Salary Survey Released

The NASW Center for Workforce Studies has released its “Summary of Key Compensation Findings” report based on a survey sponsored and developed by the association.

Based on nearly 18,000 responses, the center determined that on Oct. 1, 2009, the median hourly wage for social work practitioners was $29.64 an hour.

The median base pay among the survey respondents was $55,000 a year, with 12 percent earning $90,000 a year or more and 12 percent earning under $30,000.

Most social work practitioners (57 percent) said they were paid an annual salary.

Demographics: Regarding age, the report noted that average pay for those under 35 was $46,000 while those 55 to 64 earned an average of $59,000. Those 65 and older showed a decrease in the median, to $50,000.

The report also revealed that median salaries differed among gender, with men earning $64,000 and women earning $53,000.

A strong correlation exists between education level and compensation for social work practitioners, the report noted.

Those in the survey with MSWs as their highest degree had a median base pay of $55,000. Earning a doctorate in social work carried a premium of $17,000 in annual base pay. Those who did not progress beyond a BSW typically earned $15,000 less than their colleagues with an MSW.

Experience also showed an expected correlation with base pay, rising from a median of $43,700 for those with less than five years’ experience to $63,000 for those with 30-39 years’ experience, the report explained.

Compensation varied by sector where social work practitioners were employed. Generally, those employed by government agencies earned more than those in the private sector.

Also as expected, there was a strong correlation between base pay and responsibility level. Executives earned a high median base pay of $90,000, the report noted.

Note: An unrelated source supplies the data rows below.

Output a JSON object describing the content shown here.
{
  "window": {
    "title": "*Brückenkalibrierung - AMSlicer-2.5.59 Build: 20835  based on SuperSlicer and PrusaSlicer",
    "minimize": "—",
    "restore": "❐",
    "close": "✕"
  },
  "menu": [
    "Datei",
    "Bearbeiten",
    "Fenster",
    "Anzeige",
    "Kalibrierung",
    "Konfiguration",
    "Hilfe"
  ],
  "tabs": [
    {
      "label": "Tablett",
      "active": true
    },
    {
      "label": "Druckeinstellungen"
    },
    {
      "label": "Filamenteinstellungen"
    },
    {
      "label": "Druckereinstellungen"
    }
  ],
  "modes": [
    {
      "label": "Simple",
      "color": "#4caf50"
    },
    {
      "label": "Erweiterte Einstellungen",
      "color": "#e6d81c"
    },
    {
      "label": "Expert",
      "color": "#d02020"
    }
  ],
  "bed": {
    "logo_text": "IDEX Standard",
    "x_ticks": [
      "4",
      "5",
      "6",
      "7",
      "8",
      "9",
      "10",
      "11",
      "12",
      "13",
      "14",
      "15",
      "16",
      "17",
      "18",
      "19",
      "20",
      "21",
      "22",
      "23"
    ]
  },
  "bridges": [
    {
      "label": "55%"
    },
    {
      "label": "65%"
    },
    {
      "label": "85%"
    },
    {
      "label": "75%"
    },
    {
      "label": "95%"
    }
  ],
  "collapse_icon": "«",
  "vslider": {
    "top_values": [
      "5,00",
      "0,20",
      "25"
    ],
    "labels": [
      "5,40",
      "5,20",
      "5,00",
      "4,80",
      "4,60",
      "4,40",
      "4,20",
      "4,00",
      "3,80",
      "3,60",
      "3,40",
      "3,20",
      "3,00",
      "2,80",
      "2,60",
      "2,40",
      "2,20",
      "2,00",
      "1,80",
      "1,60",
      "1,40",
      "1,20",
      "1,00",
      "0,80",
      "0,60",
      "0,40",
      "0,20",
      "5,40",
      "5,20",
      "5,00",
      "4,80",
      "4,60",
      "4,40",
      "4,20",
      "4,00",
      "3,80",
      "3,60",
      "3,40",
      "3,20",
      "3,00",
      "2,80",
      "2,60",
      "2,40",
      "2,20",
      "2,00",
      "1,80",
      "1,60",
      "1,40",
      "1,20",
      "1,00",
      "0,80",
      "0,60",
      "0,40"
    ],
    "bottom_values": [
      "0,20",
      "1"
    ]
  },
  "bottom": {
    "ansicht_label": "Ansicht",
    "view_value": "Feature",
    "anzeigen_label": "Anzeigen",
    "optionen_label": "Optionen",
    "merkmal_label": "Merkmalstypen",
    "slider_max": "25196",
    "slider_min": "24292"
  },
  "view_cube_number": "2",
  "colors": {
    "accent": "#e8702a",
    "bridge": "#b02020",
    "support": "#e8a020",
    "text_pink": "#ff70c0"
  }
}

Those at the 75th percentile reported their base pay at $111,800. For the next highest level of responsibility, directors/managers, the median base dropped to $66,000. For those in the supervisor/coordinator roles, the median base pay was $57,000. Those not in a supervisory role earned a median of $50,000.

Region: Respondents were organized by nine U.S. Census regions. The highest base pay levels were in the Pacific states (Alaska, Washington, Oregon, California and Hawaii), with a median of $65,000. The next highest was in the Middle Atlantic States (New York, New Jersey and Pennsylvania) at $59,000.

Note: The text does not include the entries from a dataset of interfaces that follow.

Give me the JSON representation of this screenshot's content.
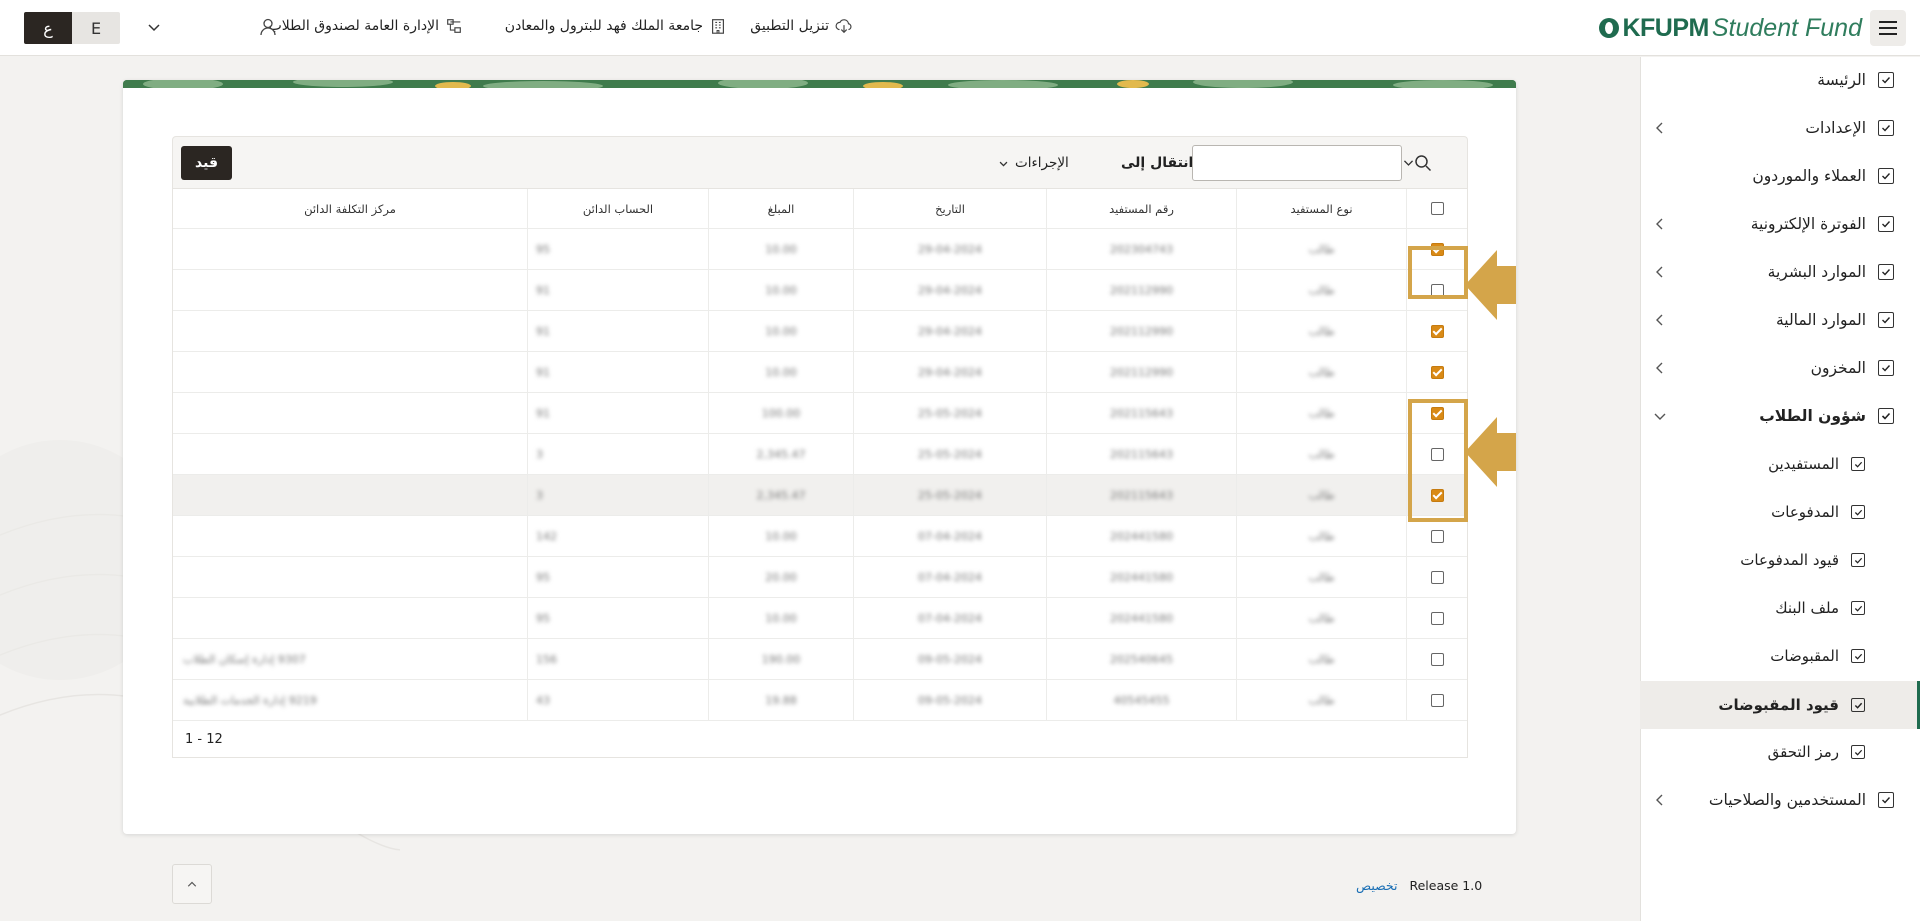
{
  "header": {
    "brand_main": "KFUPM",
    "brand_sub": "Student Fund",
    "download_app": "تنزيل التطبيق",
    "university": "جامعة الملك فهد للبترول والمعادن",
    "department": "الإدارة العامة لصندوق الطلاب",
    "lang_ar": "ع",
    "lang_en": "E"
  },
  "sidebar": {
    "items": [
      {
        "label": "الرئيسة"
      },
      {
        "label": "الإعدادات"
      },
      {
        "label": "العملاء والموردون"
      },
      {
        "label": "الفوترة الإلكترونية"
      },
      {
        "label": "الموارد البشرية"
      },
      {
        "label": "الموارد المالية"
      },
      {
        "label": "المخزون"
      },
      {
        "label": "شؤون الطلاب"
      },
      {
        "label": "المستفيدين"
      },
      {
        "label": "المدفوعات"
      },
      {
        "label": "قيود المدفوعات"
      },
      {
        "label": "ملف البنك"
      },
      {
        "label": "المقبوضات"
      },
      {
        "label": "قيود المقبوضات"
      },
      {
        "label": "رمز التحقق"
      },
      {
        "label": "المستخدمين والصلاحيات"
      }
    ]
  },
  "toolbar": {
    "qayd_button": "قيد",
    "actions_label": "الإجراءات",
    "goto_label": "انتقال إلى",
    "search_value": ""
  },
  "table": {
    "columns": [
      "نوع المستفيد",
      "رقم المستفيد",
      "التاريخ",
      "المبلغ",
      "الحساب الدائن",
      "مركز التكلفة الدائن"
    ],
    "rows": [
      {
        "checked": true,
        "cells": [
          "طالب",
          "202304743",
          "29-04-2024",
          "10.00",
          "95",
          ""
        ]
      },
      {
        "checked": false,
        "cells": [
          "طالب",
          "202112990",
          "29-04-2024",
          "10.00",
          "91",
          ""
        ]
      },
      {
        "checked": true,
        "cells": [
          "طالب",
          "202112990",
          "29-04-2024",
          "10.00",
          "91",
          ""
        ]
      },
      {
        "checked": true,
        "cells": [
          "طالب",
          "202112990",
          "29-04-2024",
          "10.00",
          "91",
          ""
        ]
      },
      {
        "checked": true,
        "cells": [
          "طالب",
          "202115643",
          "25-05-2024",
          "100.00",
          "91",
          ""
        ]
      },
      {
        "checked": false,
        "cells": [
          "طالب",
          "202115643",
          "25-05-2024",
          "2,345.47",
          "3",
          ""
        ]
      },
      {
        "checked": true,
        "cells": [
          "طالب",
          "202115643",
          "25-05-2024",
          "2,345.47",
          "3",
          ""
        ]
      },
      {
        "checked": false,
        "cells": [
          "طالب",
          "202441580",
          "07-04-2024",
          "10.00",
          "142",
          ""
        ]
      },
      {
        "checked": false,
        "cells": [
          "طالب",
          "202441580",
          "07-04-2024",
          "20.00",
          "95",
          ""
        ]
      },
      {
        "checked": false,
        "cells": [
          "طالب",
          "202441580",
          "07-04-2024",
          "10.00",
          "95",
          ""
        ]
      },
      {
        "checked": false,
        "cells": [
          "طالب",
          "202540645",
          "09-05-2024",
          "190.00",
          "156",
          "9307 إدارة إسكان الطلاب"
        ]
      },
      {
        "checked": false,
        "cells": [
          "طالب",
          "40545455",
          "09-05-2024",
          "19.88",
          "43",
          "9219 إدارة الخدمات الطلابية"
        ]
      }
    ],
    "pagination": "1 - 12"
  },
  "footer": {
    "release": "Release 1.0",
    "customize": "تخصيص"
  }
}
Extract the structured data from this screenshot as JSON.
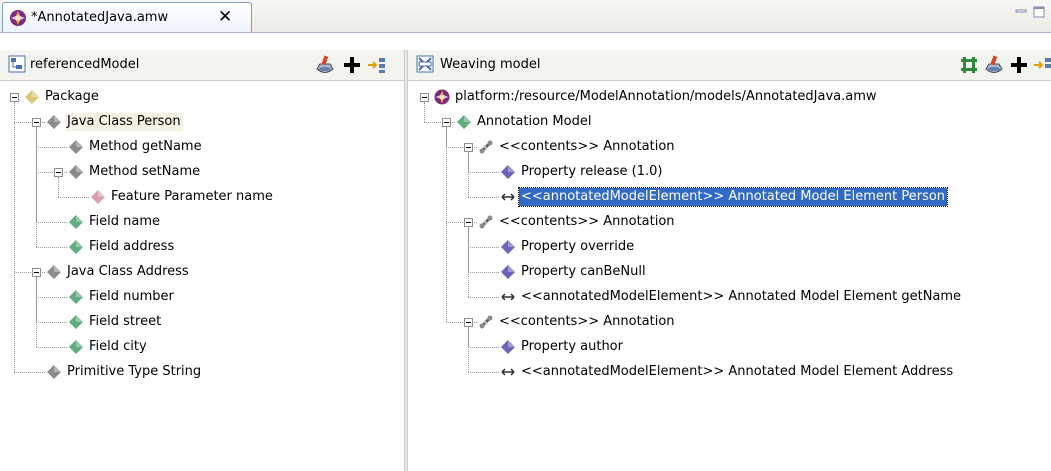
{
  "editor": {
    "tab_title": "*AnnotatedJava.amw",
    "close_glyph": "✕",
    "tab_icon": "amw-file-icon"
  },
  "left_panel": {
    "title": "referencedModel",
    "icon": "tree-view-icon",
    "toolbar": [
      "filter-brush-icon",
      "add-icon",
      "link-element-icon"
    ],
    "tree": [
      {
        "label": "Package",
        "depth": 0,
        "icon": "package-diamond-icon"
      },
      {
        "label": "Java Class Person",
        "depth": 1,
        "icon": "class-diamond-icon"
      },
      {
        "label": "Method getName",
        "depth": 2,
        "icon": "method-diamond-icon"
      },
      {
        "label": "Method setName",
        "depth": 2,
        "icon": "method-diamond-icon"
      },
      {
        "label": "Feature Parameter name",
        "depth": 3,
        "icon": "parameter-diamond-icon"
      },
      {
        "label": "Field name",
        "depth": 2,
        "icon": "field-diamond-icon"
      },
      {
        "label": "Field address",
        "depth": 2,
        "icon": "field-diamond-icon"
      },
      {
        "label": "Java Class Address",
        "depth": 1,
        "icon": "class-diamond-icon"
      },
      {
        "label": "Field number",
        "depth": 2,
        "icon": "field-diamond-icon"
      },
      {
        "label": "Field street",
        "depth": 2,
        "icon": "field-diamond-icon"
      },
      {
        "label": "Field city",
        "depth": 2,
        "icon": "field-diamond-icon"
      },
      {
        "label": "Primitive Type String",
        "depth": 1,
        "icon": "type-diamond-icon"
      }
    ]
  },
  "right_panel": {
    "title": "Weaving model",
    "icon": "weaving-model-icon",
    "toolbar": [
      "synchronize-icon",
      "filter-brush-icon",
      "add-icon",
      "link-element-icon"
    ],
    "tree": [
      {
        "label": "platform:/resource/ModelAnnotation/models/AnnotatedJava.amw",
        "depth": 0,
        "icon": "amw-resource-icon"
      },
      {
        "label": "Annotation Model",
        "depth": 1,
        "icon": "annotation-model-diamond-icon"
      },
      {
        "label": "<<contents>> Annotation",
        "depth": 2,
        "icon": "annotation-link-icon"
      },
      {
        "label": "Property release (1.0)",
        "depth": 3,
        "icon": "property-diamond-icon"
      },
      {
        "label": "<<annotatedModelElement>> Annotated Model Element Person",
        "depth": 3,
        "icon": "element-link-arrow-icon",
        "selected": true
      },
      {
        "label": "<<contents>> Annotation",
        "depth": 2,
        "icon": "annotation-link-icon"
      },
      {
        "label": "Property override",
        "depth": 3,
        "icon": "property-diamond-icon"
      },
      {
        "label": "Property canBeNull",
        "depth": 3,
        "icon": "property-diamond-icon"
      },
      {
        "label": "<<annotatedModelElement>> Annotated Model Element getName",
        "depth": 3,
        "icon": "element-link-arrow-icon"
      },
      {
        "label": "<<contents>> Annotation",
        "depth": 2,
        "icon": "annotation-link-icon"
      },
      {
        "label": "Property author",
        "depth": 3,
        "icon": "property-diamond-icon"
      },
      {
        "label": "<<annotatedModelElement>> Annotated Model Element Address",
        "depth": 3,
        "icon": "element-link-arrow-icon"
      }
    ]
  },
  "colors": {
    "selection": "#316ac5",
    "row_highlight": "#f4f2e4",
    "diamond_gray": "#8c8c8c",
    "diamond_green": "#5fae7d",
    "diamond_purple": "#6a64b8",
    "diamond_pink": "#d8a0a8"
  }
}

Lowest levels were reported in the East South Central states (Alabama, Kentucky, Mississippi and Tennessee), with a median of $47,000.

Tracy Whitaker, director of the NASW Center for Workforce Studies and Social Work Practice, said a more detailed report of the survey is expected in the fall.

“This report is a good reference for a point in time of the profession,” Whitaker said. “Salary and benefits compensation are usually the first items people want to know when investigating careers in social work.”

NASW partnered with other social work member organizations to increase its sampling for the survey. They were the Association of Oncology Social Work; National Hospice and Palliative Care Organization; National Network for Social Worker Managers; The Rural Social Work Caucus; and the Society for Social Work Leadership in Health Care.

Data were collected and tabulated by Readex Research, an independent research company.

The report is based on data collected between Oct. 1 and Nov. 24, 2009, with 17,911 responses.